In the early stages of their main event rematch Saturday night, “DC” landed a big right hand that may have been an indication of the champion’s ambitious strategy.
But after a few exchanges it was “Rumble” who flipped the script and began looking for a takedown against one of the most dominant wrestlers in the history of mixed martial arts.
“I couldn’t believe he was going to force the wrestling,” Cormier said. “I was okay giving away the first round because I knew eventually it’d go my way.”
Cormier was right - Johnson’s decision didn’t pay off.
DC submitted Rumble in the second round with the same rear naked choke he used to win the title against Johnson two years earlier. After the fact, Cormier went full heel and took aim at Jimi Manuwa and arch nemesis Jon Jones who were both sitting Octagon-side.
The night belonged to Cormier, who embraced his villainous role and seemed to revel in it.
These are the UFC 210 Talking Points.
Cormier cements legacy
The man himself has said that his career won’t be complete without a win over Jones. But after his UFC 210 peformance, “The King of the Grind” proved without a doubt that he is one of the greatest to ever compete inside the Octagon.
Cormier’s run through the heavyweight ranks and his improbable rise to power in the historically great light heavyweight division places him among the sport’s best of all time.
Fans apparently didn’t agree, raining down boos on Cormier after he did what he’s always done, with the exception of one fight against the greatest fighter to ever live:
He just wins.
Jones now seems positioned to challenge Cormier for the title that he defended when the two last met inside the Octagon. But Cormier said, rightfully so, that he has nothing left to prove. He just loves to fight.
“I think this is what people miss when they think about Daniel Cormier. They go, ‘This guy is a TV guy, he talks a lot of trash and he messes around all the time,’” Cormier said. “They don’t really see the competitiveness inside of me. I’ve made a lot of money and I’ve done everything in this sport. The only thing I haven’t done is beat Jon Jones. I don’t have to do this anymore. I do this because I love it.”
Sitting inside KeyBank Center after the UFC 210 main event, it was hard to feel anything but sadness. Anthony Johnson announced his retirement from the sport.
Rumble is one of the most entertaining and likeable fighters who ever walked into the Octagon.
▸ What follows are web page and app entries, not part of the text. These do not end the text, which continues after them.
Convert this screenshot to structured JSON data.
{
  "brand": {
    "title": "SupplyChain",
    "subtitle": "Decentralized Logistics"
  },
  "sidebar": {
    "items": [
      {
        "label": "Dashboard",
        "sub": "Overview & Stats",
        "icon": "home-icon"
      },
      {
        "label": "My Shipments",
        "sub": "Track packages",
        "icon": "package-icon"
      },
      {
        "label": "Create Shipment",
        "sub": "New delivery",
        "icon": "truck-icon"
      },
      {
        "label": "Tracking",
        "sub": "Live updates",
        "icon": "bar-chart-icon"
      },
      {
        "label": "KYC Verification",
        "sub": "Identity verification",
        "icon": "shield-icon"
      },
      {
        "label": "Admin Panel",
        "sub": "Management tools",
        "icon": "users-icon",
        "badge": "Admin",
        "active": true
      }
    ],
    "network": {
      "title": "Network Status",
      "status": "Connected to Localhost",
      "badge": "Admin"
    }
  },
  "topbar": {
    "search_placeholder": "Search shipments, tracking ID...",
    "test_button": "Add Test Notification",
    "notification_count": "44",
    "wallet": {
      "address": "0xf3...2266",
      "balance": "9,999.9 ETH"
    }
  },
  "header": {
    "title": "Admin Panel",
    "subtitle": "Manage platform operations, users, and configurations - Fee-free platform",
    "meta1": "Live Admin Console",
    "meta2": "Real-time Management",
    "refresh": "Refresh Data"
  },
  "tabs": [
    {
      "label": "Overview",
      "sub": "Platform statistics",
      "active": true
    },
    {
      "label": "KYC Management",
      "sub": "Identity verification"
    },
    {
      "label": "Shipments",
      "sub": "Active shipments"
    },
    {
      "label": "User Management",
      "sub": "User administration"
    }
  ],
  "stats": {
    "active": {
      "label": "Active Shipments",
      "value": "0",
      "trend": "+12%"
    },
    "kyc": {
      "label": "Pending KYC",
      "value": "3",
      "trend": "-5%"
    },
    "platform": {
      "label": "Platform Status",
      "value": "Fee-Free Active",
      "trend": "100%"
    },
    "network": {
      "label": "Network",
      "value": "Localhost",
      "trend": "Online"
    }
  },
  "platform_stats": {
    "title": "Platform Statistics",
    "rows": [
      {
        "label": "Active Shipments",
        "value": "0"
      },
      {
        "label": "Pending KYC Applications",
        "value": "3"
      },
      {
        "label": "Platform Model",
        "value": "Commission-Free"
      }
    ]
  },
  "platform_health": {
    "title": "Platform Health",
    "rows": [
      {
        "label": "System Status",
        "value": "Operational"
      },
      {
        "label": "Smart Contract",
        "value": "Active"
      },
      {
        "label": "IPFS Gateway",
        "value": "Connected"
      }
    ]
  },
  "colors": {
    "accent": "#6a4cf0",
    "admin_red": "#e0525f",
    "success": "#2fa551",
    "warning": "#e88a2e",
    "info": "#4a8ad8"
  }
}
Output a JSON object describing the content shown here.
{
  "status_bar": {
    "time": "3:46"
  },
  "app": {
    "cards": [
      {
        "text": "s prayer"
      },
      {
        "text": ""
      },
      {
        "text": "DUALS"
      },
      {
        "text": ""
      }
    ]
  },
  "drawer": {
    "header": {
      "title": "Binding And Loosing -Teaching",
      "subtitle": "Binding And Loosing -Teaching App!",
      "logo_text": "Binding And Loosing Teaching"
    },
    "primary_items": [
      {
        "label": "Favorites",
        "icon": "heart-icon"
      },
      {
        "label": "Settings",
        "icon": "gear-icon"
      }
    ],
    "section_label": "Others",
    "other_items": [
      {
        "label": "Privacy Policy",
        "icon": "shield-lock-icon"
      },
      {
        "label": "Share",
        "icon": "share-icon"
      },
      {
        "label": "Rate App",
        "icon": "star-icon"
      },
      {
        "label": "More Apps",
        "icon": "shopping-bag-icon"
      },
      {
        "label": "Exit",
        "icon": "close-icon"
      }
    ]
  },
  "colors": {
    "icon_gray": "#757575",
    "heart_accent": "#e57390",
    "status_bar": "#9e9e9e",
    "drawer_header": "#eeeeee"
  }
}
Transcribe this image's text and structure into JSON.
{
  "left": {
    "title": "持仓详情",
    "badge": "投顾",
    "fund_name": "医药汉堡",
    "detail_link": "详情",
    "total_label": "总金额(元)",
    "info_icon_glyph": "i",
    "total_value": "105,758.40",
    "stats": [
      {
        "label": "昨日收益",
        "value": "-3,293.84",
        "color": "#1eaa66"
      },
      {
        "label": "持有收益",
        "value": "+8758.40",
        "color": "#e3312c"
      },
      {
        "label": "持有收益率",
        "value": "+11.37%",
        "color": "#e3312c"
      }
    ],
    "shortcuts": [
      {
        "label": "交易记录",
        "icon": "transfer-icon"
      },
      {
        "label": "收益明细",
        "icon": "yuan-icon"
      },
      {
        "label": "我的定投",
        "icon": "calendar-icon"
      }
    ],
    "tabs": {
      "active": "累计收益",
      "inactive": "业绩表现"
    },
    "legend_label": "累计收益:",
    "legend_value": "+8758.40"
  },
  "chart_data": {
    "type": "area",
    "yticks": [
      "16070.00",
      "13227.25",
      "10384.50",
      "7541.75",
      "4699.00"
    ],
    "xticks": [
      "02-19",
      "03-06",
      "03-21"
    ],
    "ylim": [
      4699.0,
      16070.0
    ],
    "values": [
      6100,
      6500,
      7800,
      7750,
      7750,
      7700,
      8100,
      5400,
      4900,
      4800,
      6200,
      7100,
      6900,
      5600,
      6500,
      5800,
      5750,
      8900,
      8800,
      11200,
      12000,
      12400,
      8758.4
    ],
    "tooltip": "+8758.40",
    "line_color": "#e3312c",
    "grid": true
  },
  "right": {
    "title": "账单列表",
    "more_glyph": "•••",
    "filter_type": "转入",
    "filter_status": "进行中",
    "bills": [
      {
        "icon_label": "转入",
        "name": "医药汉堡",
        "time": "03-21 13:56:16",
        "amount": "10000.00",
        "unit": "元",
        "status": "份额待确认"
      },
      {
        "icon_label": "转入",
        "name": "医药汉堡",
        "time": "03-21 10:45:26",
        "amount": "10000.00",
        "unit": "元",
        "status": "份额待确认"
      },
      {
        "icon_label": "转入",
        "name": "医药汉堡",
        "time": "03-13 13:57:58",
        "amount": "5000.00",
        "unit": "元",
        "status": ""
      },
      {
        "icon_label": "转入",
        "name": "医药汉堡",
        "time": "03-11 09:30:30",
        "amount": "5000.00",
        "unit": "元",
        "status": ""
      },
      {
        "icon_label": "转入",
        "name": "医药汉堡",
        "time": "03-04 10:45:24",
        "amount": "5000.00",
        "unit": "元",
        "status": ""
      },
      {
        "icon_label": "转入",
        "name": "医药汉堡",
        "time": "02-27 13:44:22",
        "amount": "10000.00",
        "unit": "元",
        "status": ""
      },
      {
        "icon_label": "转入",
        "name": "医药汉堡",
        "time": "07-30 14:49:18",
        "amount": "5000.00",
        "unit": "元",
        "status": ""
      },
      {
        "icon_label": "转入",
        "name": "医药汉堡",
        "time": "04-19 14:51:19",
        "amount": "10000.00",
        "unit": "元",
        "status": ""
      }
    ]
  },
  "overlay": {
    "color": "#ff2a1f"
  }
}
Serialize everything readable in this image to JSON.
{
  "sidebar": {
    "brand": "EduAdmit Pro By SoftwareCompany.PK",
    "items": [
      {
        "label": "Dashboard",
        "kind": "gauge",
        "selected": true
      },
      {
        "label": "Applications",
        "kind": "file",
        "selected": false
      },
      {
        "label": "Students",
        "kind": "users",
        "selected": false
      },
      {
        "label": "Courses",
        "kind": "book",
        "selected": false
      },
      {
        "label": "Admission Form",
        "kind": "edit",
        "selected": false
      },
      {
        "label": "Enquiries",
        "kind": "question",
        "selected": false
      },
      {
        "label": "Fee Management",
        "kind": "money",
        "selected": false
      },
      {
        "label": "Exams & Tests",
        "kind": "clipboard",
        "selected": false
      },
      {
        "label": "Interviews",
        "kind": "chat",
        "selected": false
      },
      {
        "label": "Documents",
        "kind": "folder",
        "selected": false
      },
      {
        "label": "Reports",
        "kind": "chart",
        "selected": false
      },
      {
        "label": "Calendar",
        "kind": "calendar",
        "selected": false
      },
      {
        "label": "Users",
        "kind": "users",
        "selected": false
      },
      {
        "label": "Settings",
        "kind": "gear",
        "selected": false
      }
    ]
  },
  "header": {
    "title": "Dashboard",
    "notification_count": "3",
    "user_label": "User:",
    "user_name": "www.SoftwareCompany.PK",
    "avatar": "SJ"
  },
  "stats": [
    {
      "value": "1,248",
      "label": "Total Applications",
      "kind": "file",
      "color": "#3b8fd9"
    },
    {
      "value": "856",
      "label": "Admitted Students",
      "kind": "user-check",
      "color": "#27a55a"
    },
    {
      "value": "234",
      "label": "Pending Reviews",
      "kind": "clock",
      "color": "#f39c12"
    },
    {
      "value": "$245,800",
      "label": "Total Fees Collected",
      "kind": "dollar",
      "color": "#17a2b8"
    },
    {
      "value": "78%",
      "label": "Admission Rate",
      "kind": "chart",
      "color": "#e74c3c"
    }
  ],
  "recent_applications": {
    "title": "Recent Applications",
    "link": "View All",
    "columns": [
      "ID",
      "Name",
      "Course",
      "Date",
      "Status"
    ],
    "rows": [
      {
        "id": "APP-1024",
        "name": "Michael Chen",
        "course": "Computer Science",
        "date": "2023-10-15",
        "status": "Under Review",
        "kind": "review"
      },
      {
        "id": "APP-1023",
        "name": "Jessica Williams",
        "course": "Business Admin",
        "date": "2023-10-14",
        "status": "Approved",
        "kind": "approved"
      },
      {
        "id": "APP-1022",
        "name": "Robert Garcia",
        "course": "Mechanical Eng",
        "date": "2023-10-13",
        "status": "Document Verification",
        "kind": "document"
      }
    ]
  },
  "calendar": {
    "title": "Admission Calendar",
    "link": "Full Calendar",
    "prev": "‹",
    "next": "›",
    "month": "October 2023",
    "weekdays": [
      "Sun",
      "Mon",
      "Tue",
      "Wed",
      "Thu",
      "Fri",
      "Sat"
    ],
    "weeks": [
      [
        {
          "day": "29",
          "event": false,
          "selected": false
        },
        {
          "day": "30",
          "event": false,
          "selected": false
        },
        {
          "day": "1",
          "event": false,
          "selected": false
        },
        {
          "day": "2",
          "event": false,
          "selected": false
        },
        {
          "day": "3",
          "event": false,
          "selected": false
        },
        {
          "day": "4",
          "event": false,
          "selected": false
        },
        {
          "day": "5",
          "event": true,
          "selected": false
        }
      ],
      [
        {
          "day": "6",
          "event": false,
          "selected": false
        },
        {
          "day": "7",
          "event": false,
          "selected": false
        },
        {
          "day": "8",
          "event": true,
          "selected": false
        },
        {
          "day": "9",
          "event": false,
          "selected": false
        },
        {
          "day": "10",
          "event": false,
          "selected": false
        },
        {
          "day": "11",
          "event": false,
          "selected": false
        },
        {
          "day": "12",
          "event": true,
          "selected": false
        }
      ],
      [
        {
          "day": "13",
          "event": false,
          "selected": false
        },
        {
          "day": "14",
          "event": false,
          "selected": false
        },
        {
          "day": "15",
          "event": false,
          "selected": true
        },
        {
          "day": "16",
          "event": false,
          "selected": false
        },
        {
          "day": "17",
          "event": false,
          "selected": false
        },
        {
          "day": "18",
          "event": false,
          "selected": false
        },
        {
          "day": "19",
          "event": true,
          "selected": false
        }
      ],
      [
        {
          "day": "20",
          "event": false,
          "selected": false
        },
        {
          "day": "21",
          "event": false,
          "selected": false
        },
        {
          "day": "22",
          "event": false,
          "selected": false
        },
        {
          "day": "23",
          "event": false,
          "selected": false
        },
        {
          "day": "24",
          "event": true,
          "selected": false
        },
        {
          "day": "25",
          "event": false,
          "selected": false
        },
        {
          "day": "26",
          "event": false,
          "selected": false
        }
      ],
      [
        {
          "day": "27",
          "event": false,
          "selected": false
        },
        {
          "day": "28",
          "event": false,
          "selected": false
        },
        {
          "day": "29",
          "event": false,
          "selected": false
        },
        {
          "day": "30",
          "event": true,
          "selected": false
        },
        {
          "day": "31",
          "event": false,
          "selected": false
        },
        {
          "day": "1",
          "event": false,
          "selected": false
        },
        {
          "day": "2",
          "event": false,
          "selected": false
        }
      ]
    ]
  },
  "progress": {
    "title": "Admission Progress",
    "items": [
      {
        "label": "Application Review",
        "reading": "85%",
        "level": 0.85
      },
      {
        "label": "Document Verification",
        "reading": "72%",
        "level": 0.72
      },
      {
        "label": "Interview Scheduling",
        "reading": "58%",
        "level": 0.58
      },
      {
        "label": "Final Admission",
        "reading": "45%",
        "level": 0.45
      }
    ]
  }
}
His smile combined with ferocious fighting style has endeared him to fans for years through all his ups and down as a UFC fighter.
Johnson leaves behind a legacy as one of the most skilled strikers to ever compete.
“This is something I had to do for me,” he said. “I love you all, this is my last fight. I didn’t tell anyone. I didn’t tell Dana White, my family and my friends knew, but I didn’t want any distractions. I enjoyed the UFC. Thank you, I will never, ever forget you.”
Questions remain for Mousasi-Weidman
But when Mousasi landed a pair of knees to Weidman’s head in the second round, moves originally seen as illegal, the fight was ultimately stopped.
The knees were legal and Weidman maintained that he was able to continue, but the fight was stopped anyway after a confusing and controversial delay. The pivotal 185-pound contest was intended to determine championship contender status for the winner, but Mousasi wasn’t happy about the how the fight ended.
“It’s not the way I wanted to win and I wanted to continue to fight,” he said. “I wasn’t thinking, I was just in the moment of the fight. If he wants a rematch, he can have his rematch.”
Calvillo shines again
Cynthia Calvillo stepped into her second Pay-Per-View fight at UFC 210, in just her second UFC appearance. Pearl Gonzalez had a few moments, but the Team Alpha Male strawweight dominated the fight, submitting her opponent with another rear naked choke.
Calvillo’s head coach Justin Bucholtz said that his student is one of the best prospects to ever come up through the TAM system. With two straight finishes in a division starving for up-and-comers, Calvillo now looks to move forward against the toughest fighters at 115 pounds.
Matt Parrino is a digital producer and writer for UFC.com. Follow him on Twitter at @MattParrinoUFC